COSTCO-I was observed when the universe was 11 billion years younger. Galaxies in the universe were at the peak of star formation during this time, known as “Cosmic Noon”, and their stable environment was full of the cold gas they needed to form and bloom, with temperatures around 10,000 degrees Celsius.
Today’s intergalactic medium, which sizzles at temperatures between 100,000 and over 10 million degrees Celsius and is sometimes referred to as the “Warm-Hot Intergalactic Medium” (WHIM), is similar to the cauldron of gas associated with COSTCO-I, which appears ahead of its time and roasts to a hot, complex state.
Khee-Gan Lee, an assistant professor at Kavli IPMU and co-author of the paper, said: “If we think of the current intergalactic medium as a giant cosmic stew that boils and froths, then COSTCO-I is probably the first bubble astronomers have observed, in an era in the distant past when most of the pot was still cold. .”
While such galaxy protoclusters are now commonly observed by astronomers, the team noticed something peculiar when they examined the ultraviolet spectra around the COSTCO-I region using the Keck Observatory’s Low-Resolution Imaging Spectrometer (LRIS). When observed at wavelengths foreign to neutral hydrogen associated with the protocluster gas, protoclusters of galaxies would typically cast a shadow due to their enormous mass and size.
Chenze Dong, a master’s student at the University of Tokyo and lead author of the study, said: “We were surprised because hydrogen absorption is one of the common ways to look for galaxy protoclusters, and other protoclusters near COSTCO-I do show this absorption signal. The sensitive ultraviolet capabilities of LRIS on the Keck I telescope allowed us to we are making hydrogen gas maps with great certainty, and the COSTCO-I signature just wasn’t there.”

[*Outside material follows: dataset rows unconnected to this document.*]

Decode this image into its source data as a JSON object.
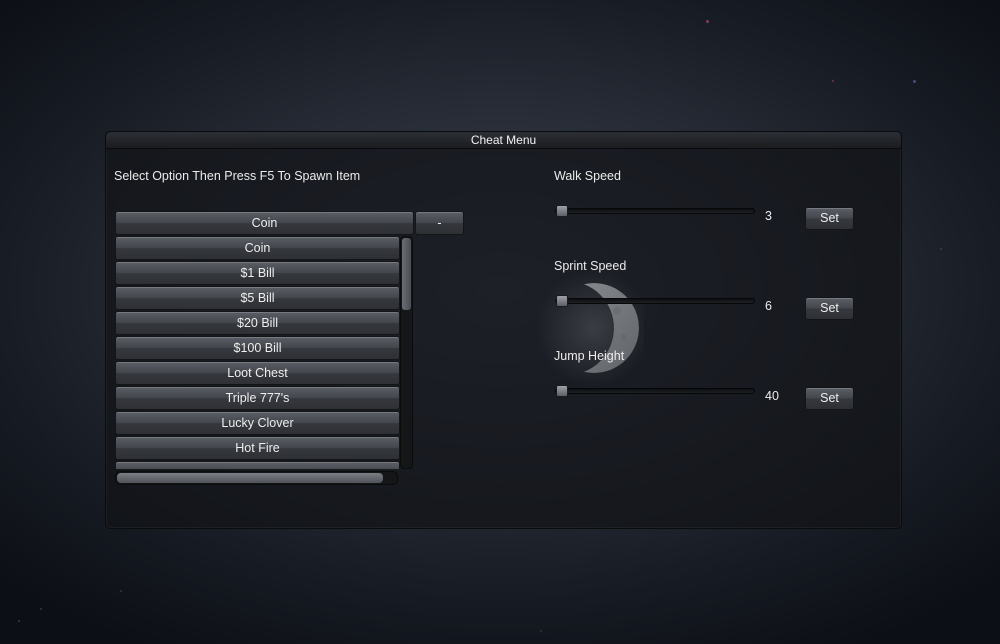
{
  "window": {
    "title": "Cheat Menu"
  },
  "spawn": {
    "instruction": "Select Option Then Press F5 To Spawn Item",
    "selected": "Coin",
    "toggle_label": "-",
    "items": [
      "Coin",
      "$1 Bill",
      "$5 Bill",
      "$20 Bill",
      "$100 Bill",
      "Loot Chest",
      "Triple 777's",
      "Lucky Clover",
      "Hot Fire"
    ],
    "vertical_scroll_position": 0,
    "horizontal_scroll_position": 0
  },
  "settings": [
    {
      "label": "Walk Speed",
      "value": "3",
      "slider_fraction": 0.0,
      "set_label": "Set"
    },
    {
      "label": "Sprint Speed",
      "value": "6",
      "slider_fraction": 0.0,
      "set_label": "Set"
    },
    {
      "label": "Jump Height",
      "value": "40",
      "slider_fraction": 0.0,
      "set_label": "Set"
    }
  ],
  "colors": {
    "button": "#44474d",
    "panel": "#121418",
    "text": "#ececec"
  },
  "icons": {
    "moon": "crescent-moon-icon"
  }
}
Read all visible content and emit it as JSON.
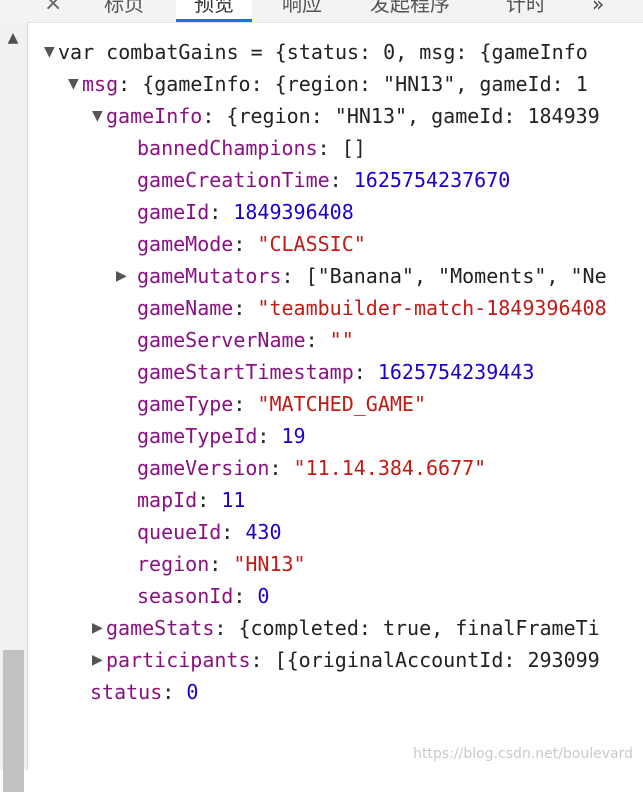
{
  "tabs": {
    "close_glyph": "×",
    "items": [
      "标页",
      "预览",
      "响应",
      "发起程序",
      "计时"
    ],
    "more_glyph": "»"
  },
  "scroll": {
    "up_glyph": "▲"
  },
  "console": {
    "root_line": "var combatGains = {status: 0, msg: {gameInfo",
    "msg": {
      "key": "msg",
      "preview": "{gameInfo: {region: \"HN13\", gameId: 1"
    },
    "gameInfo": {
      "key": "gameInfo",
      "preview": "{region: \"HN13\", gameId: 184939"
    },
    "fields": [
      {
        "key": "bannedChampions",
        "value": "[]",
        "kind": "plain"
      },
      {
        "key": "gameCreationTime",
        "value": "1625754237670",
        "kind": "num"
      },
      {
        "key": "gameId",
        "value": "1849396408",
        "kind": "num"
      },
      {
        "key": "gameMode",
        "value": "\"CLASSIC\"",
        "kind": "str"
      },
      {
        "key": "gameMutators",
        "value": "[\"Banana\", \"Moments\", \"Ne",
        "kind": "plain",
        "expandable": true
      },
      {
        "key": "gameName",
        "value": "\"teambuilder-match-1849396408",
        "kind": "str"
      },
      {
        "key": "gameServerName",
        "value": "\"\"",
        "kind": "str"
      },
      {
        "key": "gameStartTimestamp",
        "value": "1625754239443",
        "kind": "num"
      },
      {
        "key": "gameType",
        "value": "\"MATCHED_GAME\"",
        "kind": "str"
      },
      {
        "key": "gameTypeId",
        "value": "19",
        "kind": "num"
      },
      {
        "key": "gameVersion",
        "value": "\"11.14.384.6677\"",
        "kind": "str"
      },
      {
        "key": "mapId",
        "value": "11",
        "kind": "num"
      },
      {
        "key": "queueId",
        "value": "430",
        "kind": "num"
      },
      {
        "key": "region",
        "value": "\"HN13\"",
        "kind": "str"
      },
      {
        "key": "seasonId",
        "value": "0",
        "kind": "num"
      }
    ],
    "gameStats": {
      "key": "gameStats",
      "preview": "{completed: true, finalFrameTi"
    },
    "participants": {
      "key": "participants",
      "preview": "[{originalAccountId: 293099"
    },
    "status": {
      "key": "status",
      "value": "0"
    }
  },
  "watermark": "https://blog.csdn.net/boulevard"
}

“The sensitive ultraviolet capabilities of LRIS on the Keck I telescope allowed us to create hydrogen gas maps with high confidence, and the COSTCO-I signature just wasn’t there.”
Khee-Gan Lee, an assistant professor at Kavli IPMU and co-author of the paper, said: “The properties and origin of the WHIM remains one of the biggest questions in astrophysics right now. Glimpsing one of the WHIM’s early heating sites allows us to reveal the mechanisms that caused the intergalactic gas to boil into its current froth.
“There are a few possibilities for how this could happen, but it could be the gas heating up as they collide during the gravitational collapse, or giant radio jets pumping energy from supermassive black holes in the protocluster.”
- Chenze Dong et al. Observational evidence for large-scale gas heating in a protocluster of galaxies at z = 2.30. The Astrophysical Journal Letters. DOI: 10.3847/2041-8213/acba89